My cat Lizzie was a truly unique cat. She acted like a dog, in that she ran to you if you called, she followed you or strangers down the sidewalk, visited the neighbors, she followed commands, and jumped from the ground into my arms. She was very vocal, and responded in meows when I spoke to her, so much that people commented that it sounded as if we were having a conversation. She was a very important part of my life.
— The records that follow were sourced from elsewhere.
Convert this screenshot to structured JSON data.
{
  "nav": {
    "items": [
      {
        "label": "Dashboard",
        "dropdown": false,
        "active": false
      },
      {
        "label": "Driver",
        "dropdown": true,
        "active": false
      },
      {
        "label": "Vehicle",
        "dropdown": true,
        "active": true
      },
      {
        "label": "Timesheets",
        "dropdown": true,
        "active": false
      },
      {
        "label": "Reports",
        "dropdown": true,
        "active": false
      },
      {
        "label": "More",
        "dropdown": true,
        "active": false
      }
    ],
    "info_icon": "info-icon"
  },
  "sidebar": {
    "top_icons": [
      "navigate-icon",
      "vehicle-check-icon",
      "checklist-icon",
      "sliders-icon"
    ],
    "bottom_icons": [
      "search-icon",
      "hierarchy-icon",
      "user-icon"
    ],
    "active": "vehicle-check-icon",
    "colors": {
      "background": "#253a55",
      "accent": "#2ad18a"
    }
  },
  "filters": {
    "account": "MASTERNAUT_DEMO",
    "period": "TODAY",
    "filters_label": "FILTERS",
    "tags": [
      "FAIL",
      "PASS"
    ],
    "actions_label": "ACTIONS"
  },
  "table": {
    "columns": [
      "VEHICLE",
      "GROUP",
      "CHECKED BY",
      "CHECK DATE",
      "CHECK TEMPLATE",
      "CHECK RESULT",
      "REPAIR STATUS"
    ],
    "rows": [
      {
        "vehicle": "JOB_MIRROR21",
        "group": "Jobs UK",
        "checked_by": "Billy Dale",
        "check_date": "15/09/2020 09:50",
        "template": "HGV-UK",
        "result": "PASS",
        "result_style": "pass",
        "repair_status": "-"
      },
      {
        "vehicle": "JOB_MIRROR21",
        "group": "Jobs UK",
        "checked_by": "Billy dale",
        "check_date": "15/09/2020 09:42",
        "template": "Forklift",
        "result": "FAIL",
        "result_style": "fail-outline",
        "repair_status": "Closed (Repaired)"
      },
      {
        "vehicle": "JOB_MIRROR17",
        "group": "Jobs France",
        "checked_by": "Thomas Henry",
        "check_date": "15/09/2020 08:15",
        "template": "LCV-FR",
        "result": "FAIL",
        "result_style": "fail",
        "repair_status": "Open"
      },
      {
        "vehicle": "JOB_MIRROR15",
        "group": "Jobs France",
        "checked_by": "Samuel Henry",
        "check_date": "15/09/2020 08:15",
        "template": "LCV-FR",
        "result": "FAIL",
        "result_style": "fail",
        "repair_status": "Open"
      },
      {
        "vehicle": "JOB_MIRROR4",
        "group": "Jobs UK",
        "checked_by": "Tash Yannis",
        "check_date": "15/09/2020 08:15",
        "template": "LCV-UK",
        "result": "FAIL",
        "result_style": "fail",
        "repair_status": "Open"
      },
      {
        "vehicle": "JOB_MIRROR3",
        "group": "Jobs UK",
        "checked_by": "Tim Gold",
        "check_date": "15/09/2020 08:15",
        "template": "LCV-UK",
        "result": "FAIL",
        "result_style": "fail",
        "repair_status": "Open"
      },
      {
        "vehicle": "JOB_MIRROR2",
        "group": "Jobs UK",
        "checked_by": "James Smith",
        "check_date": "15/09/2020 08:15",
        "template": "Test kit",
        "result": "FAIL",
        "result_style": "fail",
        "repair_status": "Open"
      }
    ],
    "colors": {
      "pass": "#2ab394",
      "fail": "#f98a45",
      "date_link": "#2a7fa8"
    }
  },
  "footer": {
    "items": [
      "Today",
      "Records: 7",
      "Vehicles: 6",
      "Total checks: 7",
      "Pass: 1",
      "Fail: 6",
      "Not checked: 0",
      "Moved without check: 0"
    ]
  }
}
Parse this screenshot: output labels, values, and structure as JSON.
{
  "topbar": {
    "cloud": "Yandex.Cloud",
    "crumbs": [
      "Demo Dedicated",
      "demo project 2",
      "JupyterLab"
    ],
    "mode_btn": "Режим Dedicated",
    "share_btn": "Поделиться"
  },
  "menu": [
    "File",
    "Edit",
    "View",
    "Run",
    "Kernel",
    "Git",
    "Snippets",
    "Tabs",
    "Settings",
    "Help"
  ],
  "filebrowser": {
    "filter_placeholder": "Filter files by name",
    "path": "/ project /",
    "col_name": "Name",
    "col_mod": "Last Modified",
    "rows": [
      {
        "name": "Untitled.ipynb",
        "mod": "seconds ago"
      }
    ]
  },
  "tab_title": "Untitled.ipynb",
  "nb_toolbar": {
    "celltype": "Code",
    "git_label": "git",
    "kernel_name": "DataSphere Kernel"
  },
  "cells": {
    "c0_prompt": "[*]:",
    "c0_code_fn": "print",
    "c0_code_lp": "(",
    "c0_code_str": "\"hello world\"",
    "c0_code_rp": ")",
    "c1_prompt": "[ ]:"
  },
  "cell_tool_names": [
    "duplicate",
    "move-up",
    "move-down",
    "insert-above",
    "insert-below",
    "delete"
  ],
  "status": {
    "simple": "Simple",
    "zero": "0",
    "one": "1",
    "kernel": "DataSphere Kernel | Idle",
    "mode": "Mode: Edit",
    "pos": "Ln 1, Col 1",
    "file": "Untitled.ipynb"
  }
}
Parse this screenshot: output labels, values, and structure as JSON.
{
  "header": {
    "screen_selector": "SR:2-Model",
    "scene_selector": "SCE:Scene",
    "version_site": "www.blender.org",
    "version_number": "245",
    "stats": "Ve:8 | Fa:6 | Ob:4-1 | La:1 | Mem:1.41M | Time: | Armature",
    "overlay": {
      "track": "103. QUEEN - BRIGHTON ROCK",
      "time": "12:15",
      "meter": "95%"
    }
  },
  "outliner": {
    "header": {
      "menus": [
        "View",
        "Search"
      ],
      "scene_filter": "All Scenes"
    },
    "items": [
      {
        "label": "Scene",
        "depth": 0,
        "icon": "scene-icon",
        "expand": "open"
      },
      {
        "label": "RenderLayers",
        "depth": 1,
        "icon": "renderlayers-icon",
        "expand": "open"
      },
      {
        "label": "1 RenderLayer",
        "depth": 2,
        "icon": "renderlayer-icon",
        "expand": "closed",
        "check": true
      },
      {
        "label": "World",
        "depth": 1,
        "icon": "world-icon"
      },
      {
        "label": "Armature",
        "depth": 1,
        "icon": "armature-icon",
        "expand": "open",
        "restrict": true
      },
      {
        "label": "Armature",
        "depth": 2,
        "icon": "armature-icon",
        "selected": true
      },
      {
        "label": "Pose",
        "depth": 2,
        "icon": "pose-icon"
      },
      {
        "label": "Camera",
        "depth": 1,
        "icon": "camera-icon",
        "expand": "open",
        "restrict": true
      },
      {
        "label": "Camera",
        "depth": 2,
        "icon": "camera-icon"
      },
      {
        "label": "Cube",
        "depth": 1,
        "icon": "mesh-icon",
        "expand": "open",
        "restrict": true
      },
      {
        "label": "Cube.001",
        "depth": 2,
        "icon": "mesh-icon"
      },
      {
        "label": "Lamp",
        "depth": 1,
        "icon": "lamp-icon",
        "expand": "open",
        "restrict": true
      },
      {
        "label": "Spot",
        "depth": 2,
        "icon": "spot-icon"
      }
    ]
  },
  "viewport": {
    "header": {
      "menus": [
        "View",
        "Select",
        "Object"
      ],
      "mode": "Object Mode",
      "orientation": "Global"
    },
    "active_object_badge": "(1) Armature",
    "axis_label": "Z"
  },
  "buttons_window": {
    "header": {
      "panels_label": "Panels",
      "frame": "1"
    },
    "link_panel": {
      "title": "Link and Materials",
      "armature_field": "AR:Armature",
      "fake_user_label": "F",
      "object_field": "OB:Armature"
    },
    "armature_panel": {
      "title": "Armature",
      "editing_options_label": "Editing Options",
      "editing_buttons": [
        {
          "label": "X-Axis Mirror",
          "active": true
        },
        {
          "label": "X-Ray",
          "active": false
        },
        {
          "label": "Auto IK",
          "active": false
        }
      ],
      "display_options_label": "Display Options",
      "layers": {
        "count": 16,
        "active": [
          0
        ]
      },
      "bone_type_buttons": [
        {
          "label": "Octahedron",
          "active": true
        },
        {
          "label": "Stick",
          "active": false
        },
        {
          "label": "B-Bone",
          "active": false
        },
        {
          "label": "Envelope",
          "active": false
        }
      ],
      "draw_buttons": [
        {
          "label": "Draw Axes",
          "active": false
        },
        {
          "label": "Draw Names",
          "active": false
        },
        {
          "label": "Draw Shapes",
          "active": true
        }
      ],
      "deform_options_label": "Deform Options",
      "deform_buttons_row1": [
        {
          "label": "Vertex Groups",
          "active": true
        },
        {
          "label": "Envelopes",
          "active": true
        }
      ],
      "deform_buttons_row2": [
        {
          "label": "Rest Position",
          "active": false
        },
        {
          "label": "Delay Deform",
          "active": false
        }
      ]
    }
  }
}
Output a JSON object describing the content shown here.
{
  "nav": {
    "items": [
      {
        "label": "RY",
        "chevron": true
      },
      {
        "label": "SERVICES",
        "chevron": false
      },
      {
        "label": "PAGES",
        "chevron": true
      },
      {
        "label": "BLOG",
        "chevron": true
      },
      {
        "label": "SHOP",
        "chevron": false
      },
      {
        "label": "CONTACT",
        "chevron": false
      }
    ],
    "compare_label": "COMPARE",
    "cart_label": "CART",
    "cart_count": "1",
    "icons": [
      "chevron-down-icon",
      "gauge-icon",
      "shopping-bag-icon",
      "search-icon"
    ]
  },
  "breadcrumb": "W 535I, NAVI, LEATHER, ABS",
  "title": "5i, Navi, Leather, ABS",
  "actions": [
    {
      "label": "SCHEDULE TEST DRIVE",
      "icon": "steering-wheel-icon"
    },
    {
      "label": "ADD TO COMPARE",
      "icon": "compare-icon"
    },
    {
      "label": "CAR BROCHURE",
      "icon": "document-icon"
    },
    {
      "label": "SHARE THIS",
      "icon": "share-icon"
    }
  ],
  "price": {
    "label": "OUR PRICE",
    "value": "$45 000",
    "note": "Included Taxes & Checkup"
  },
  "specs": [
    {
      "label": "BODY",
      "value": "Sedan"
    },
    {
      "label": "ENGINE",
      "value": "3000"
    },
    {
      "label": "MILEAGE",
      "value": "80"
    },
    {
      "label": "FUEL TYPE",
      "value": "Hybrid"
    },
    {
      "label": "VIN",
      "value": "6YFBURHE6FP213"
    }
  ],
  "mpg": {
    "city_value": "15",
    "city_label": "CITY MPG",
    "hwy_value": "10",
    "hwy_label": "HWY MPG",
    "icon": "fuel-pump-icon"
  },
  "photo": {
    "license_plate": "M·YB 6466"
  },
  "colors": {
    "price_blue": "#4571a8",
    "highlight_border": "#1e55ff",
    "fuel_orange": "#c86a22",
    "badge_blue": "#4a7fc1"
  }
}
Lizzie was an indoor/outdoor cat, and I thought she didn’t go into the street. I had her for 8 years until the day that an ex-boyfriend curiously showed up at my work, with a strange look on his face. He said he had bad news for me, and held out his hand. I couldn’t fathom what in the world he was doing with her collar, as he knew she needed to be wearing it. He described finding her on the road, hit by a car. He had taken her to a vet, but she was dead.
My head began to spin, my heart began to pound, and I felt the most indescribable pain and sadness that I can still remember to this day, if I allow myself to go there. (This was 8 years ago.)
He didn’t seem to understand why I would want to get her body from the vet. Of course I want to bury her, I told him. I was unable go retrieve her, to hold her lifeless body when just that morning she was the epitome of life.
I asked my sweet Dad to get her for me. Unfortunately, the ex-boyfriend who admittedly was upset by the situation had not given any thought to the probability that I would want to bury her, and didn’t give the vet my name or contact information. Without that info, the vet called the city to dispose of the body.
My father spent 2 hours trying to locate her for me, with- out any luck. Talk about added pain to an already agonizing day. The bright spot of the day was when a co-worker came to my house with flowers, and a card signed by almost all of my co-workers, and a granite marker with Lizzie’s name on it. I may not have been able to bury her, but I was able to honor her in a beautiful garden setting at my mother’s house. I will never stop missing her.
I am a pharmaceutical rep and I live in North Carolina, USA.